Correspondent Account Due Diligence Violations

In addition to filing SARs, banks must establish a due diligence program for foreign correspondent accounts.

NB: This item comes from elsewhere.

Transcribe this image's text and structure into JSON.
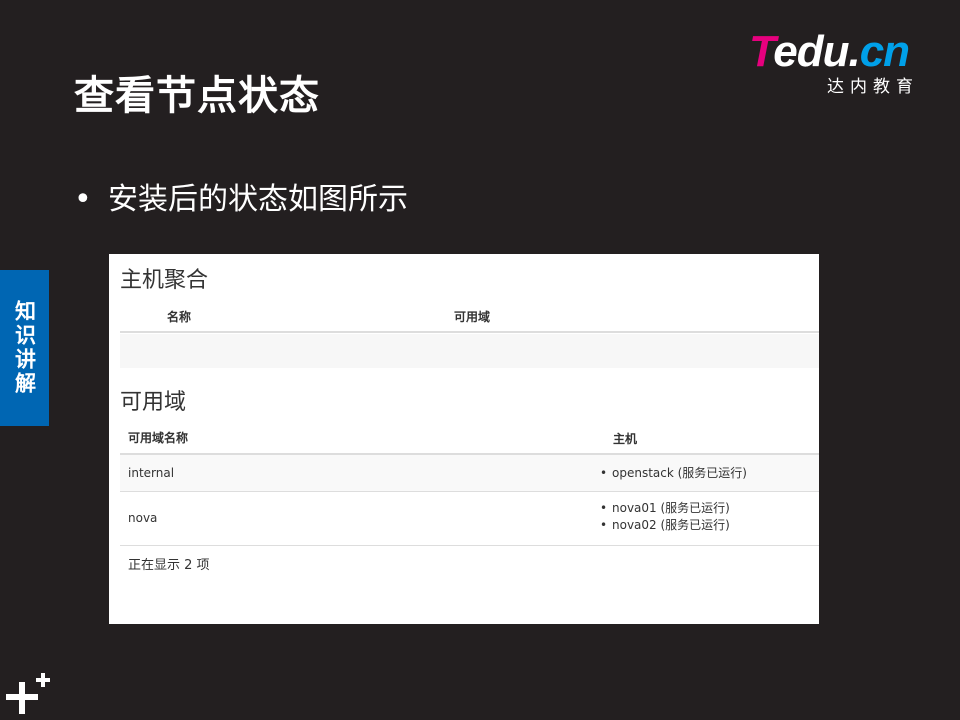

According to OCIF, while Bancrédito established an adequate foreign correspondent due diligence program in 2016, the program had declined substantially by the 2019 examination.  The 2019 examination identified several violations, including but not limited to: failure to collect from correspondent banks information critical to assessing the reasonable or suspicious nature of transactions; failure by compliance personnel to examine invoices related to high-risk correspondent transactions; and failure to compare high-risk transactions with anticipated transaction volumes and account balances in order to properly analyze and determine whether such transactions were reasonable given the scope of business purposes and activities for the correspondent bank or counterparties.  Consequently, these due diligence deficiencies resulted in failures by Bancrédito to ascertain the true nature of large international wire transfers and, thus, report suspicious activity as required. 

AML Program Violations

Finally, FinCEN’s 2020 “Gap Rule”[3], which went into effect on March 15, 2021, requires all gap institutions, including IBEs, to implement all five “pillars” of an AML program[4].  Although not a legal requirement at the time, Bancrédito committed to developing and implementing an AML program following the 2015 OCIF examination.  FinCEN’s consent order maintains that the Bank did not follow through on its commitment, despite subsequent regulatory examinations underscoring this failure and the promulgation of the Gap Rule.  Ultimately, FinCEN found that Bancrédito had ample notice and opportunity to develop and implement an AML program by the time the requirement came into effect but failed to do so.


After weighing the severity, frequency, and history of the violations, FinCEN determined that a $15 million fine and license surrender were appropriate penalties for the Bank.  FinCEN further required the Bank to preserve all business records for a period of five years. Notably, according to a Puerto Rican publication, the Bancrédito Holding Corporation threatened legal action over FinCEN’s enforcement action, calling it a “shoot first, aim later decision,” criticizing FinCEN’s investigatory process as inadequate and describing the penalty amount as “excessive and unprecedented.”[5]

[1] U.S. Dep’t of the Treasury, Fin. Crimes Enforcement Network, In the Matter of: Bancrédito International Bank and Trust Corporation (September 15, 2023),

[2] 31 U.S.C. § 5318(h).

[3] Customer Identification Programs, Anti-Money Laundering Programs, and Beneficial Ownership Requirements for Banks Lacking a Federal Functional Regulator, 85 Fed. Reg. 57129 (Sept. 15, 2020).

[4] 31 C.F.R. § 1020.210(b) (2020).

[5] Bancrédito Holding Corporation threatens legal action amid million-dollar fine imposed by FinCEN, The News Journal (Sept. 16, 2023),